    Now as the 2020 race approaches, the March for Life offered Trump the perfect chance to make abortion a defining issue of the campaign. He can point out how 2020 Democrats are arguing for few restrictions on abortion but also for funding by taxpayers as well, for women on Medicaid.
      He can draw attention to how Democrats in Congress have repeatedly blocked legislation that would compel doctors to provide lifesaving treatment to babies who have survived abortions. (Opponents said one recent bill was unnecessary because a similar law already exists, the Born-Alive Infants Protection Act of 2002.) All of these contrasts should strongly benefit him with voters even outside his pro-life base.

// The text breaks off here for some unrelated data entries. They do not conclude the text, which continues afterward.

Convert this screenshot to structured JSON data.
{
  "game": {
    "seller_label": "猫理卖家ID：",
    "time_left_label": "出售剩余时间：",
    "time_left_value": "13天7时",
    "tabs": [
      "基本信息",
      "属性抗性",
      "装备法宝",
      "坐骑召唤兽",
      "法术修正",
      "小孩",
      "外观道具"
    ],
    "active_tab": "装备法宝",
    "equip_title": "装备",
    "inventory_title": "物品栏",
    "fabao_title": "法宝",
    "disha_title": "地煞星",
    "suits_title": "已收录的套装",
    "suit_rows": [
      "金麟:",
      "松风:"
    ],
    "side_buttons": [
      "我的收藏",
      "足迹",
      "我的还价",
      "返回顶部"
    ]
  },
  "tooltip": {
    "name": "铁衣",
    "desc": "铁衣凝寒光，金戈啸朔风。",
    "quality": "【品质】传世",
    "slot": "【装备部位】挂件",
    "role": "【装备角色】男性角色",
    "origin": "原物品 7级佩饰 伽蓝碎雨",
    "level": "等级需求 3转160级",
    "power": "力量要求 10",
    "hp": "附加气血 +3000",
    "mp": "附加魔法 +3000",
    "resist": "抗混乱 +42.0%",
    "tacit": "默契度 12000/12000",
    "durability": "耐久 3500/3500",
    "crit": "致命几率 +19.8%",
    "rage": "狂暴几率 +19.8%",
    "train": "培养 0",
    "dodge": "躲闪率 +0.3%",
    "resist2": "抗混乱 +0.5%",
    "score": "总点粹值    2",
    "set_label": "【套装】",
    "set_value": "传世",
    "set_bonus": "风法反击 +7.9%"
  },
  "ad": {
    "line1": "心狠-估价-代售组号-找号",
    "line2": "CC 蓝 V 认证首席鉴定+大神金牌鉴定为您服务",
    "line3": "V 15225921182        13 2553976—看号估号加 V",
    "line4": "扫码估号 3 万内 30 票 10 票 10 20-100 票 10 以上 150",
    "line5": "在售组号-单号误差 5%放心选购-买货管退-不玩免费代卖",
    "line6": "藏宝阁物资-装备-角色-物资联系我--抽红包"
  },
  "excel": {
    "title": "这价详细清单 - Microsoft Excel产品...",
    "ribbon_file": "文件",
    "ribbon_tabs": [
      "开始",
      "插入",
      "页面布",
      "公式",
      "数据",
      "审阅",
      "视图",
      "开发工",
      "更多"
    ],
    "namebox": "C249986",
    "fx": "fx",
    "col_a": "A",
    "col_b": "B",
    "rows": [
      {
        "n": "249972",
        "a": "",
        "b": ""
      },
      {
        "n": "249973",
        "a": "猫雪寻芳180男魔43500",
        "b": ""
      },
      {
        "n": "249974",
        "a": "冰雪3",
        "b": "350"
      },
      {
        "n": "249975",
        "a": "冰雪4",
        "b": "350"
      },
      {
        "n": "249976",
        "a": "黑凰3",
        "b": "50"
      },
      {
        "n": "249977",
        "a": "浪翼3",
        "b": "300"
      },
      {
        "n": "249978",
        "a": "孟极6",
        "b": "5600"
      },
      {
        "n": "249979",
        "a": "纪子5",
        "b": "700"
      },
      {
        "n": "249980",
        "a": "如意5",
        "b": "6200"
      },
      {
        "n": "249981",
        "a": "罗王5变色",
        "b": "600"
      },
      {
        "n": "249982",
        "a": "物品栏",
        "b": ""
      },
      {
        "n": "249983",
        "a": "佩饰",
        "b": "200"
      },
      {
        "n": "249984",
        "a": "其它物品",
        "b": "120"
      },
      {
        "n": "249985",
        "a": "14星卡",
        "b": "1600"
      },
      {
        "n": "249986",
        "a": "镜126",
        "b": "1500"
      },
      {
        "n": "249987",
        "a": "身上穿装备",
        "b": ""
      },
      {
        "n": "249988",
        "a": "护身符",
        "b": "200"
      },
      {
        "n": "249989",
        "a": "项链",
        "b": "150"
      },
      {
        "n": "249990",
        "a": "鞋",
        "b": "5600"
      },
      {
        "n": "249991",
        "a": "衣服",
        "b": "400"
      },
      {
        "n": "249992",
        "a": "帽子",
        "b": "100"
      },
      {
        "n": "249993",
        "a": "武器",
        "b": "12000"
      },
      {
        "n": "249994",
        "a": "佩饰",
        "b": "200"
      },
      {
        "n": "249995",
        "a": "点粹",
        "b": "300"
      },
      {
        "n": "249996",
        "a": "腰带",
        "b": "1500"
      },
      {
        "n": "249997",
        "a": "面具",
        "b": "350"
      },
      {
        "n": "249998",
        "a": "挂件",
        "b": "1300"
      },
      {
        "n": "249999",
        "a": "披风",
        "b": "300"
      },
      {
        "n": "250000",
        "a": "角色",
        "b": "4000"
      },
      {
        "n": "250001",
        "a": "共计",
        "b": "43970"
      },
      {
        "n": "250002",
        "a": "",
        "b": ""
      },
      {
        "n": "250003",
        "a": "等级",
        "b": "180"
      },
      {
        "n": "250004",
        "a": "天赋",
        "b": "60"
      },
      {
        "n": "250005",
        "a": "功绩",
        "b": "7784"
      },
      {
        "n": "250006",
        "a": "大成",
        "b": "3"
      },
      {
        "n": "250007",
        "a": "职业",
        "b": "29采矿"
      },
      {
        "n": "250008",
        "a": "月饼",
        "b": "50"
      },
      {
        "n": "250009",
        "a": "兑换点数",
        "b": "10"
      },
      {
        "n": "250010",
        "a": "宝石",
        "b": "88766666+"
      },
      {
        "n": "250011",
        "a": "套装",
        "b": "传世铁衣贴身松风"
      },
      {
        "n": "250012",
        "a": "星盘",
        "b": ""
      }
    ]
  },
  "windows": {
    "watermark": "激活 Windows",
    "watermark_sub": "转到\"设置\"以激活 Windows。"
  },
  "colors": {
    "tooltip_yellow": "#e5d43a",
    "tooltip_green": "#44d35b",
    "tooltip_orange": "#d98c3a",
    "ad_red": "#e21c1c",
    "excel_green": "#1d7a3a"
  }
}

      As the Democrats' impeachment spectacle falls flat, President Trump has positioned himself to respond by attacking them on what is perhaps their weakest ground, unveiling their true priorities for all American voters to see.